The Odebrecht Organization awarded its first annual Odebrecht Award for Sustainable Development in the United States in October. A team from Houston’s Rice University brought home first place for their solution for oil companies venturing further offshore – an island constructed for workers to live on while working deep sea oil fields.

Photo by David A. Brown, dabfoto
From left to right: Neeraj Bhatia, the teams advising professor; David Peebles, VP of Business Development, Odebrecht; winning team members Joanna Luo, Weijia Song, and Alexander Yuen.
Photo courtesy of Neeraj Bhatia
A rendering of the Rice University team's man-made island, or "Petropolis."

Established in 2008 in Brazil, where Odebrecht is located, the award provides students with the chance to present new ideas, as “engineering is a powerful force for positive change.” Since its establishment, the Odebrecht Award has expanded to Angola, Argentina, the Dominican Republic, Panama, Peru, Venezuela and the United States.

Rice University architectural students Joanna Luo, Wejia Song and Alexander Yuen, and their advising professor Neeraj Bhatia, took home the $40,000 first place prize for their project, “Addressing the Logistical Crisis of Offshore Oil Extraction: A New Model of Water-Based Urbanism in the Pre-Salt Region off the Southeast Coast of Brazil.”

The whole idea is propelled by an initiative by Brazilian enery major Petrobras “to move oil workers into islands out at sea as opposed to shuttling them back and forth between the mainland because in this region off the coast of Brazil, the oil that’s being discovered or that’s now available, is getting further and further away from shore, so it’s getting less feasible to get people out there,” Yuen says.

The project details the creation of a 600-km long chain of man-made islands, amid a cluster of deep-sea oil rigs, capable of sustaining a population of around 50,000 workers. Furthermore, the system relies on pipelines rather than shuttle tankers to transfer oil back to shore. The islands would be self-sufficient to the point of being able to raise crops, build schools and drill oil, making the oil recovery process more environmentally, socially and financially sustainable.
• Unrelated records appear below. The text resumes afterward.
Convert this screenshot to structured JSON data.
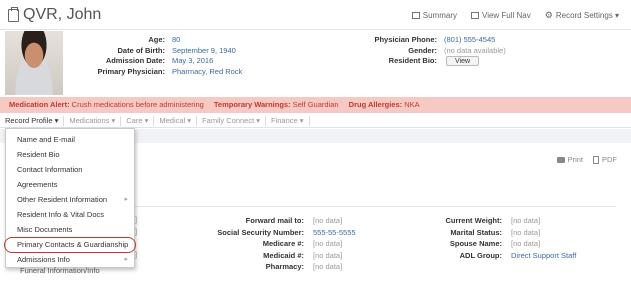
{
  "header": {
    "title": "QVR, John",
    "links": [
      {
        "label": "Summary",
        "icon": "summary-icon"
      },
      {
        "label": "View Full Nav",
        "icon": "nav-icon"
      },
      {
        "label": "Record Settings ▾",
        "icon": "gear-icon"
      }
    ]
  },
  "resident": {
    "age_label": "Age:",
    "age": "80",
    "dob_label": "Date of Birth:",
    "dob": "September 9, 1940",
    "admission_label": "Admission Date:",
    "admission": "May 3, 2016",
    "physician_label": "Primary Physician:",
    "physician": "Pharmacy, Red Rock",
    "phone_label": "Physician Phone:",
    "phone": "(801) 555-4545",
    "gender_label": "Gender:",
    "gender": "(no data available)",
    "bio_label": "Resident Bio:",
    "bio_button": "View"
  },
  "alert": {
    "med_label": "Medication Alert:",
    "med_text": "Crush medications before administering",
    "warn_label": "Temporary Warnings:",
    "warn_text": "Self Guardian",
    "allergy_label": "Drug Allergies:",
    "allergy_text": "NKA"
  },
  "tabs": [
    "Record Profile ▾",
    "Medications ▾",
    "Care ▾",
    "Medical ▾",
    "Family Connect ▾",
    "Finance ▾"
  ],
  "pdf_bar": {
    "print": "Print",
    "pdf": "PDF"
  },
  "menu": {
    "items": [
      {
        "label": "Name and E-mail",
        "submenu": false
      },
      {
        "label": "Resident Bio",
        "submenu": false
      },
      {
        "label": "Contact Information",
        "submenu": false
      },
      {
        "label": "Agreements",
        "submenu": false
      },
      {
        "label": "Other Resident Information",
        "submenu": true
      },
      {
        "label": "Resident Info & Vital Docs",
        "submenu": false
      },
      {
        "label": "Misc Documents",
        "submenu": false
      },
      {
        "label": "Primary Contacts & Guardianship",
        "submenu": false
      },
      {
        "label": "Admissions Info",
        "submenu": true
      }
    ],
    "cut_off": "Funeral Information/Info"
  },
  "details_mid": [
    {
      "label": "Forward mail to:",
      "value": "[no data]"
    },
    {
      "label": "Social Security Number:",
      "value": "555-55-5555"
    },
    {
      "label": "Medicare #:",
      "value": "[no data]"
    },
    {
      "label": "Medicaid #:",
      "value": "[no data]"
    },
    {
      "label": "Pharmacy:",
      "value": "[no data]"
    }
  ],
  "details_right": [
    {
      "label": "Current Weight:",
      "value": "[no data]"
    },
    {
      "label": "Marital Status:",
      "value": "[no data]"
    },
    {
      "label": "Spouse Name:",
      "value": "[no data]"
    },
    {
      "label": "ADL Group:",
      "value": "Direct Support Staff"
    }
  ]
}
“The project itself emerges from a larger project, even bigger than Rice University, called the South America Project, SAP, and this is a project spearheaded by Harvard’s Graduate School of Design in cooperation with 12 schools in South America and three schools in North America, essentially to engage disciplines with design backgrounds into issues of infrastructural development in South America,” Bhatia says. “It piggybacks off several initiatives being developed off of IIRSA’s [Initiative for Infrastructure Integration of the Region in South America] agenda. It’s essentially a policy between 12 countries that has forecasted large amounts of infrastructure to be built. The reasons these 15 schools are involved in these questions of infrastructure from a design standpoint is really to gauge social and environmental questions around sustainability into the question of design, and this is where the agenda of the studio aligned itself with the Odebrecht call, which defined sustainability in a very complex way, and really tries to reconcile politics, economics, social issues, cultural issues as well as the environmental sustainability that we often think about and how you find a balance between these things.”

Yuen says the most difficult part of the project was the undefined nature of the territory they were navigating, an ambiguous territory between engineering and urbanism and architecture.

“It wasn’t architecture, it wasn’t engineering – we’re not engineers, we’re trying to be architects – trying to find something that was progressive and brought new ideas to the table without sounding too naïve or digressing too far from one area. So we didn’t want to propose something that an engineer would look at as hogwash and we didn’t want to propose something that an architect would look at and say, ‘well this isn’t architecture.’ It was trying to find that middle ground, that nice comfy zone, a constant state of back and forth between research and design across a wide range of scale too,” Yuen says.

In addition to winning the top prize of $40,000 (of which the students receive $20,000, their advising professor receives $10,000 and their university receives $10,000), the winning team of students receive admission to the process to become an Odebrecht Young Partner or Braskem Associate, trainee programs with the global leaders – highly competitive programs sought by students from across the globe.

A total of 422 students competed for the award, representing 40 nationalities and 173 universities across the United States.

A team from Johns Hopkins University took second place and third place went to North Carolina State University.